Article: A carboniferous chondrichthyan assemblage from residues within a Triassic karst system at Cromhall quarry, Gloucestershire, England
Claire Behan, Gordon Walken and Gilles Cuny
Sixteen different Lower Carboniferous (Tournaisian Courceyan to Chadian age, Mississippian) chondrichthyan teeth types have been extracted from Triassic erosional/aeolian fills in shallow karst systems found in the limestone quarry at Cromhall, Gloucestershire, England. These Carboniferous teeth have been found within a much larger assemblage of disarticulated bones and teeth belonging to small late Triassic terrestrial reptiles, for which Cromhall quarry is famous.
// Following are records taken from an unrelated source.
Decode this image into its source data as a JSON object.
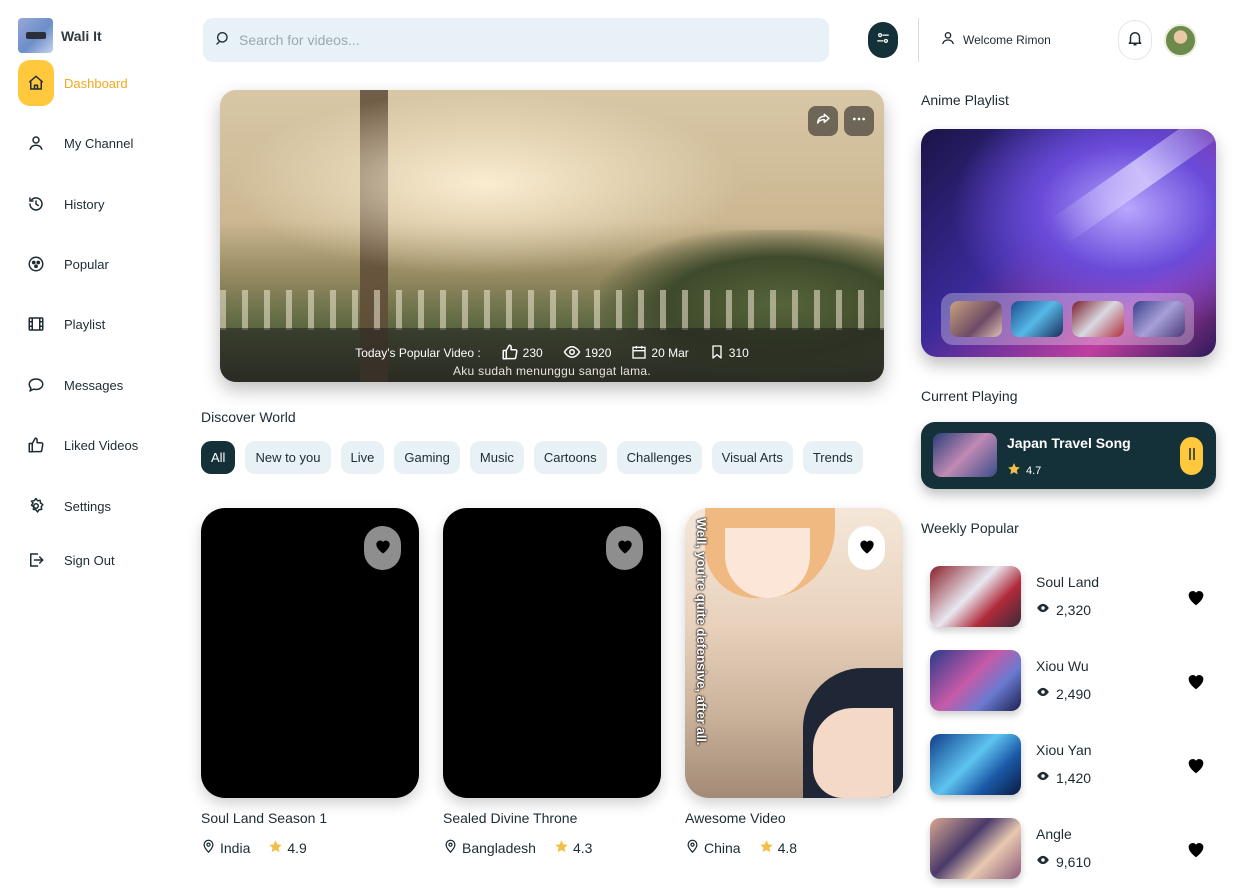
{
  "brand": {
    "name": "Wali It"
  },
  "sidebar": {
    "items": [
      {
        "label": "Dashboard",
        "icon": "home-icon",
        "active": true
      },
      {
        "label": "My Channel",
        "icon": "user-icon"
      },
      {
        "label": "History",
        "icon": "history-icon"
      },
      {
        "label": "Popular",
        "icon": "popular-icon"
      },
      {
        "label": "Playlist",
        "icon": "film-icon"
      },
      {
        "label": "Messages",
        "icon": "message-icon"
      },
      {
        "label": "Liked Videos",
        "icon": "thumbs-up-icon"
      },
      {
        "label": "Settings",
        "icon": "gear-icon"
      },
      {
        "label": "Sign Out",
        "icon": "sign-out-icon"
      }
    ]
  },
  "search": {
    "placeholder": "Search for videos..."
  },
  "header": {
    "welcome": "Welcome Rimon"
  },
  "hero": {
    "label": "Today's Popular Video :",
    "likes": "230",
    "views": "1920",
    "date": "20 Mar",
    "saves": "310",
    "subtitle": "Aku sudah menunggu sangat lama."
  },
  "discover": {
    "title": "Discover World",
    "chips": [
      "All",
      "New to you",
      "Live",
      "Gaming",
      "Music",
      "Cartoons",
      "Challenges",
      "Visual Arts",
      "Trends"
    ],
    "active_chip": "All"
  },
  "videos": [
    {
      "title": "Soul Land Season 1",
      "location": "India",
      "rating": "4.9"
    },
    {
      "title": "Sealed Divine Throne",
      "location": "Bangladesh",
      "rating": "4.3"
    },
    {
      "title": "Awesome Video",
      "location": "China",
      "rating": "4.8",
      "caption": "Well, you're quite defensive, after all."
    }
  ],
  "anime_playlist": {
    "title": "Anime Playlist"
  },
  "current_playing": {
    "title": "Current Playing",
    "song": "Japan Travel Song",
    "rating": "4.7"
  },
  "weekly": {
    "title": "Weekly Popular",
    "items": [
      {
        "name": "Soul Land",
        "views": "2,320"
      },
      {
        "name": "Xiou Wu",
        "views": "2,490"
      },
      {
        "name": "Xiou Yan",
        "views": "1,420"
      },
      {
        "name": "Angle",
        "views": "9,610"
      }
    ]
  },
  "colors": {
    "accent": "#ffc83d",
    "dark": "#143139",
    "chip_bg": "#e8f1f5",
    "active_text": "#f2a91c"
  }
}
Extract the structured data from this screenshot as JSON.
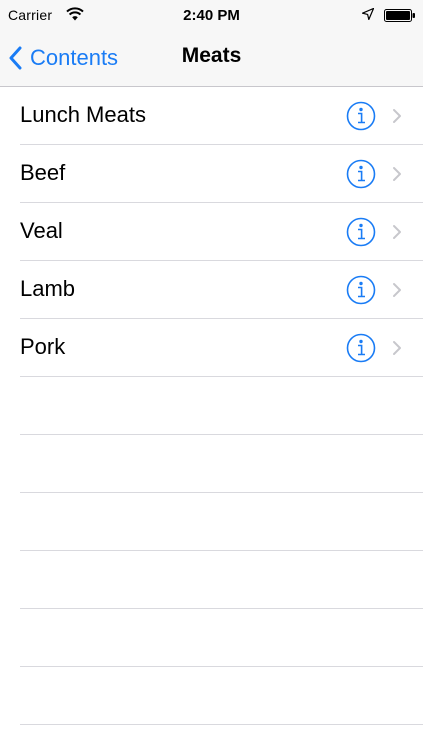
{
  "status_bar": {
    "carrier": "Carrier",
    "time": "2:40 PM",
    "icons": [
      "wifi-icon",
      "location-icon",
      "battery-icon"
    ]
  },
  "nav_bar": {
    "back_label": "Contents",
    "title": "Meats"
  },
  "list": {
    "items": [
      {
        "label": "Lunch Meats"
      },
      {
        "label": "Beef"
      },
      {
        "label": "Veal"
      },
      {
        "label": "Lamb"
      },
      {
        "label": "Pork"
      }
    ]
  },
  "colors": {
    "accent": "#1a7cf5",
    "separator": "#d9d9de",
    "chevron": "#c7c7cc",
    "bar_background": "#f7f7f7"
  }
}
The Carboniferous teeth are derived fossils, released during subaerial dissolution of the surrounding limestones. Owing to low specimen numbers and uncertainty of intraspecific character, 10 types of teeth are left in open nomenclature, although it is likely they represent new taxa. They belong to Jalodus, Ctenacanthiformes, Protacrodus, Orodus, Chomatodus, Petalodontidae, Euchondrocephali?, Helodus and Psephodus. A new genus and species, Cromhallia parvunda, of indeterminate phylogenetic relationships, is also erected. The assemblage includes also an identified suite comprising Thrinacodus ferox, Bransonella cf. nebraskensis and Stethacanthus cf. altonensis. The identification of all fish teeth found in the Cromhall assemblages as derived fossils from the Carboniferous removes any ambiguity regarding the fully terrestrial nature of the late Triassic fauna preserved in the residue-bearing karst systems.